Stratten History, Family Crest & Coats of Arms
The Norman Conquest of England in 1066 added many new elements to an already vibrant culture. Among these were thousands of new names. The Stratten family lived in Wiltshire, at Stratton. However, there are also parishes in Cornwall, Dorset, Gloucestershire, Norfolk, Buckinghamshire, Hampshire, and Somerset also named Stratton.
The reason for the many parishes so named is because of the etymology of the surname as in "one who came from Stratton (homestead on a Roman road.)"  However down in Cornwall, in Cornish the name literally means "the hill full of fresh springs." 
Early Origins of the Stratten family
The surname Stratten was first found in Wiltshire where it is said that the notorious Adam de Stratton derives from Argouges from Manche in the arrondisement of Avranches in Normandy.
Adam de Stratton (died 1292) was a royal moneylender, administrator and clergyman under Edward I of England. He rose to become Chamberlain of the Exchequer and steward of Isabella, Countess of Devon. His father was Thomas de Argoges, or Arwillis, of Stratton St Margaret in Wiltshire. In 1278, he was accused of cutting off the seal of a charter from Quarr Abbey, thereby invalidating its authenticity. This was not the beginning nor the last time he would be associated with dubious activities.
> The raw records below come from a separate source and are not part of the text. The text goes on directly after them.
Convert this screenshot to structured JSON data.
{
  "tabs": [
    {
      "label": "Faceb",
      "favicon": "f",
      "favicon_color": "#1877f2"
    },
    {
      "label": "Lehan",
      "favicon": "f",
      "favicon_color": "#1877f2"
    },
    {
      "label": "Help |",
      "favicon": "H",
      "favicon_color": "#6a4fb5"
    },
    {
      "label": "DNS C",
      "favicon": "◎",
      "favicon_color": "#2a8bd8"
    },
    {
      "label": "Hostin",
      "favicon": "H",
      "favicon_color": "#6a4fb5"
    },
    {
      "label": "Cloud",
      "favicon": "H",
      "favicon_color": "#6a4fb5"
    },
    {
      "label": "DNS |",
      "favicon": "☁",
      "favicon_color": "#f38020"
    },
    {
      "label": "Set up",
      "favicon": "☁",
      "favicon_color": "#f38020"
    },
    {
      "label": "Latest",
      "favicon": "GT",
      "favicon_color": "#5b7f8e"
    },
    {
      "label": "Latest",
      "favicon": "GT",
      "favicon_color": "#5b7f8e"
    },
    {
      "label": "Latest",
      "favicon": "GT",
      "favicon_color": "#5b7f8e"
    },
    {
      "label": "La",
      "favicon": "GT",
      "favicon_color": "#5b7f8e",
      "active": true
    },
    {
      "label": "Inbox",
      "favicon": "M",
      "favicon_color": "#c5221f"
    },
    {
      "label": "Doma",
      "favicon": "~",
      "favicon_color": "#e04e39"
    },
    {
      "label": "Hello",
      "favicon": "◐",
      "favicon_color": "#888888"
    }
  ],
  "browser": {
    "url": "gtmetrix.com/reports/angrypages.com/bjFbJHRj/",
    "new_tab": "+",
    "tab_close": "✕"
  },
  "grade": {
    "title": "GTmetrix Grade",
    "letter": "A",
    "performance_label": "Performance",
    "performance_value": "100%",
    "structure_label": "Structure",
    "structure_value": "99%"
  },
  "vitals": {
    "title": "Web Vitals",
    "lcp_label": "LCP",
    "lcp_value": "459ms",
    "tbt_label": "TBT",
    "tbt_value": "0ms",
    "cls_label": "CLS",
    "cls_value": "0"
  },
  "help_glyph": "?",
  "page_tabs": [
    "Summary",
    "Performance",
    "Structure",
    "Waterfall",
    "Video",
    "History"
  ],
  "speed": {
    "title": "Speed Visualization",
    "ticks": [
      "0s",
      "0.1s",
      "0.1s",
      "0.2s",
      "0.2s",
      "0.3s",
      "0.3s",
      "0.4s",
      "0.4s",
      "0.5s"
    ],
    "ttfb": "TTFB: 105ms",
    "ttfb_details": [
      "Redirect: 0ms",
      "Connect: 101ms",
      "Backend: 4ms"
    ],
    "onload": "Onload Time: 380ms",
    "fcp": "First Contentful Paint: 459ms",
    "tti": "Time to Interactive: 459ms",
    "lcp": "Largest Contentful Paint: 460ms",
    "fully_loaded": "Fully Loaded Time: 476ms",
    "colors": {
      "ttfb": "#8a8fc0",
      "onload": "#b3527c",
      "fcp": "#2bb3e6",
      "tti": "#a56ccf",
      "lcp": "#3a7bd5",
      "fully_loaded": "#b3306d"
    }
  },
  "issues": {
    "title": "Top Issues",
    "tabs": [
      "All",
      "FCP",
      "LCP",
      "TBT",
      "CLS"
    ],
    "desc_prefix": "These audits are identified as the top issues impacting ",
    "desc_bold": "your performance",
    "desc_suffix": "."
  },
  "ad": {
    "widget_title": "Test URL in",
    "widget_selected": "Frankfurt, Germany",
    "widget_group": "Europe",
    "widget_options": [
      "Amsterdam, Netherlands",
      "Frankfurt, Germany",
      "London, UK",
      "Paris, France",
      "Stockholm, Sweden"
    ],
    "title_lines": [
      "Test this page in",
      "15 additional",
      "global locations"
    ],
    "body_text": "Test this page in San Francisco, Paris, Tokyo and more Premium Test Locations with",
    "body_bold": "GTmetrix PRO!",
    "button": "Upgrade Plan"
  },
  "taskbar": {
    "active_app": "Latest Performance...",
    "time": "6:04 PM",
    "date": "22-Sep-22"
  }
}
On 17 January 1290, he was relieved of his office of chamberlain, along with his temporal possessions. Upon his arrest, he was discovered to have in his possession a vast sum of money and objects associated with witchcraft. He was imprisoned in the Tower of London in 1292 and died by 14 August 1294.
Stratton is a parish in Cornwall in the deanery of Trigg-Major, and in the hundred to which this parish imparts its name. "This circumstance denotes its great antiquity, and discovers that in former ages it presented no contemptible figure on the rolls of fame." 
Robert de Stretton (died 1385), an English divine, born at Stretton Magna, Leicestershire was Bishop of Coventry and Lichfield and son of Robert Eyryk or de Stretton. "He and his elder brother, Sir William Eyryk, knight (ancestor of the Heyricks of Leicestershire), derived their surnames from Stretton Magna. " 
Early History of the Stratten family
This web page shows only a small excerpt of our Stratten research. Another 175 words (12 lines of text) covering the years 1285, 1320 and 1364 are included under the topic Early Stratten History in all our PDF Extended History products and printed products wherever possible.
Stratten Spelling Variations
Norman surnames are characterized by a multitude of spelling variations. The frequent changes in surnames are largely due to the fact that the Old and Middle English languages lacked definite spelling rules. The introduction of Norman French to England, as well as the official court languages of Latin and French, also had pronounced influences on the spelling of surnames. Since medieval scribes and church officials recorded names as they sounded, rather than adhering to any specific spelling rules, it was common to find the same individual referred to with different spellings. The name has been spelled Stratton, Straton, Straiton and others.
Early Notables of the Stratten family (pre 1700)
More information is included under the topic Early Stratten Notables in all our PDF Extended History products and printed products wherever possible.
Emigration to Australia followed the First Fleets of convicts, tradespeople and early settlers. Early immigrants include:
Stratten Settlers in Australia in the 19th Century
Emigration to New Zealand followed in the footsteps of the European explorers, such as Captain Cook (1769-70): first came sealers, whalers, missionaries, and traders. By 1838, the British New Zealand Company had begun buying land from the Maori tribes, and selling it to settlers, and, after the Treaty of Waitangi in 1840, many British families set out on the arduous six month journey from Britain to Aotearoa to start a new life. Early immigrants include:
Stratten Settlers in New Zealand in the 19th Century
The motto was originally a war cry or slogan. Mottoes first began to be shown with arms in the 14th and 15th centuries, but were not in general use until the 17th century. Thus the oldest coats of arms generally do not include a motto. Mottoes seldom form part of the grant of arms: Under most heraldic authorities, a motto is an optional component of the coat of arms, and can be added to or changed at will; many families have chosen not to display a motto.
Motto: Resurgere tento
Motto Translation: I strive to rise again.